Container lines are blanking around one-quarter sailings on the Asia – US West Coast trade as port congestion and delays force result in short notice capacity adjustments, according to analysts Sea-Intelligence.

Blank sailings are normally used by lines for capacity management when demand drops, as was done very effectively in the first half of 2020 when the pandemic hit. However, an increase in blank sailings in 2021 has been driven by short-term capacity adjustments as lines drop port calls due to port congestion and delays.

Sea-Intel reported an increasing trend in blank sailings on the Asia – US West Coast trade which hit 28.4% in week 44. The analyst noted that this could not be attributed to China’s Golden Week as the number of blank sailings actually fell in this period.

Looking ahead Alan Murphy CEO of Sea-Intel commented: “For the upcoming 12 weeks, the percentage of capacity blanked is scheduled to decline sharply, which is expected.
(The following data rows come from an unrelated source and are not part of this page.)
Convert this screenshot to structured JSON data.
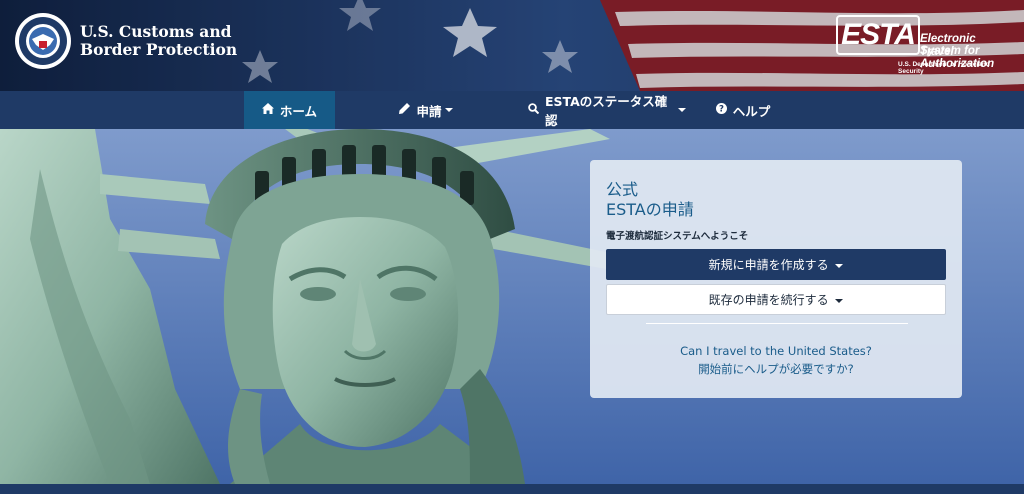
{
  "header": {
    "agency_line1": "U.S. Customs and",
    "agency_line2": "Border Protection",
    "seal_icon": "dhs-seal-icon",
    "esta_logo": "ESTA",
    "esta_tagline_line1": "Electronic System for",
    "esta_tagline_line2": "Travel Authorization",
    "esta_sub": "U.S. Department of Homeland Security"
  },
  "nav": {
    "items": [
      {
        "label": "ホーム",
        "icon": "home-icon",
        "active": true
      },
      {
        "label": "申請",
        "icon": "pencil-icon",
        "dropdown": true
      },
      {
        "label": "ESTAのステータス確認",
        "icon": "search-icon",
        "dropdown": true
      },
      {
        "label": "ヘルプ",
        "icon": "question-circle-icon"
      }
    ]
  },
  "panel": {
    "title_line1": "公式",
    "title_line2": "ESTAの申請",
    "welcome": "電子渡航認証システムへようこそ",
    "new_application": "新規に申請を作成する",
    "continue_application": "既存の申請を続行する",
    "link_travel": "Can I travel to the United States?",
    "link_help": "開始前にヘルプが必要ですか?"
  },
  "colors": {
    "navy": "#1f3a66",
    "active_tab": "#165a87",
    "link": "#1a5c8a"
  }
}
This is because these blank sailings are not due to capacity management, but rather due to the carriers being forced to blank sailings, as a result of port congestion.
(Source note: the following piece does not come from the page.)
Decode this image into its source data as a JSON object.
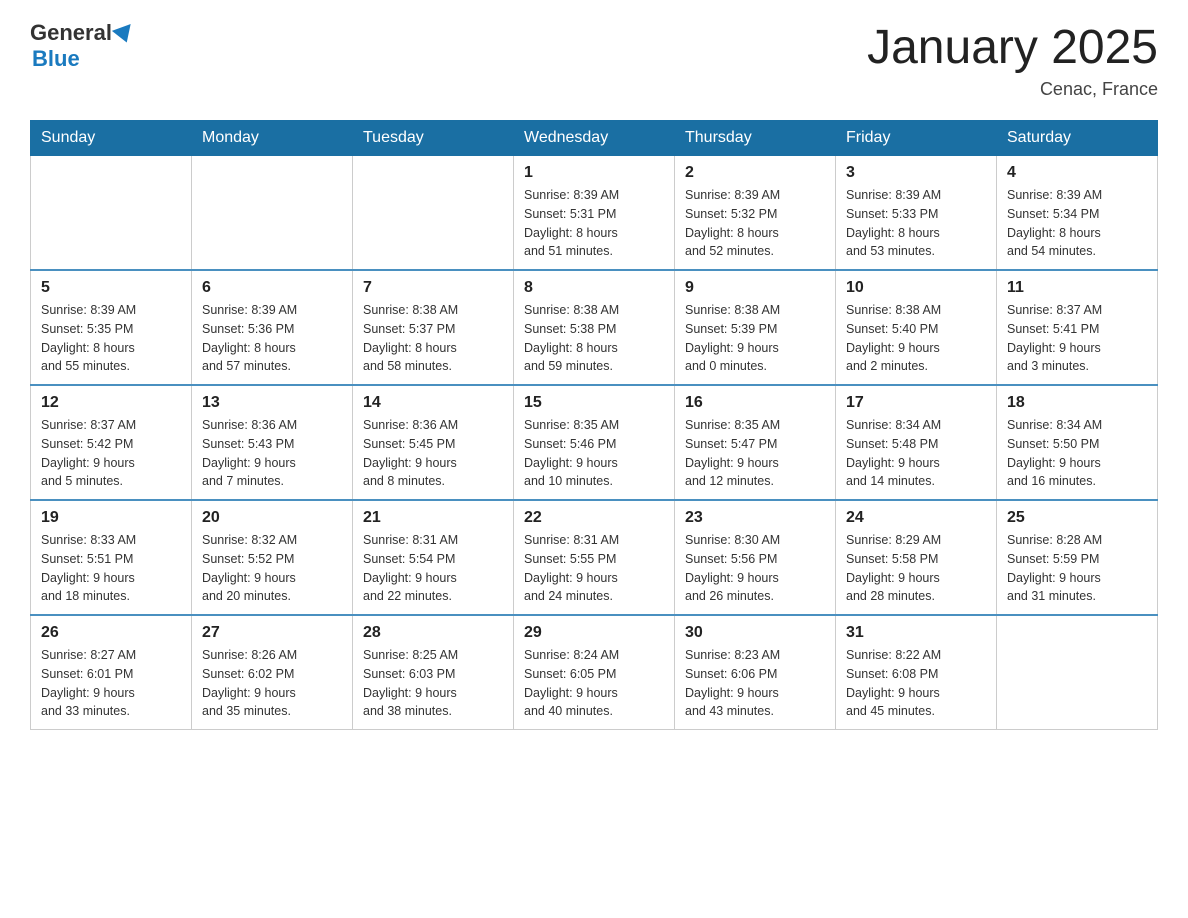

“This means that sailings will mostly not be blanked in advance, but will rather be the operational result of vessel congestion and delays, which cannot be known that well in advance, especially on a trade with a relatively short round-trip time.”

Queues at the key US West Coast gateway ports of Los Angeles and Long Beach continue to worsen, even if a new queuing system has pushed vessels further out into the Pacific.
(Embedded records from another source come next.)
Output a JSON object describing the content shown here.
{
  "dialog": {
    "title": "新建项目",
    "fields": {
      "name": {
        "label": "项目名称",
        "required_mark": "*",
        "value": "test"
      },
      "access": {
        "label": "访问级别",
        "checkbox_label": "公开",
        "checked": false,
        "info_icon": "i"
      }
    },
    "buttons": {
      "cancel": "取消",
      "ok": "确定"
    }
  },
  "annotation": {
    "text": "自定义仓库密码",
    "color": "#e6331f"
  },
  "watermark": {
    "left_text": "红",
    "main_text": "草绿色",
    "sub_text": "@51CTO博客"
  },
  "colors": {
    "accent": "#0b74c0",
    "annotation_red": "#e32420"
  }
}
On Monday and Tuesday this week the Marine Exchange of Southern California reported that 101 containerships were waiting to berth at the two ports with 30 ships waiting within 40 miles, and a further 71 slow steaming or loitering up to 1,000 miles away from the ports.

Source: Seatrade Maritime News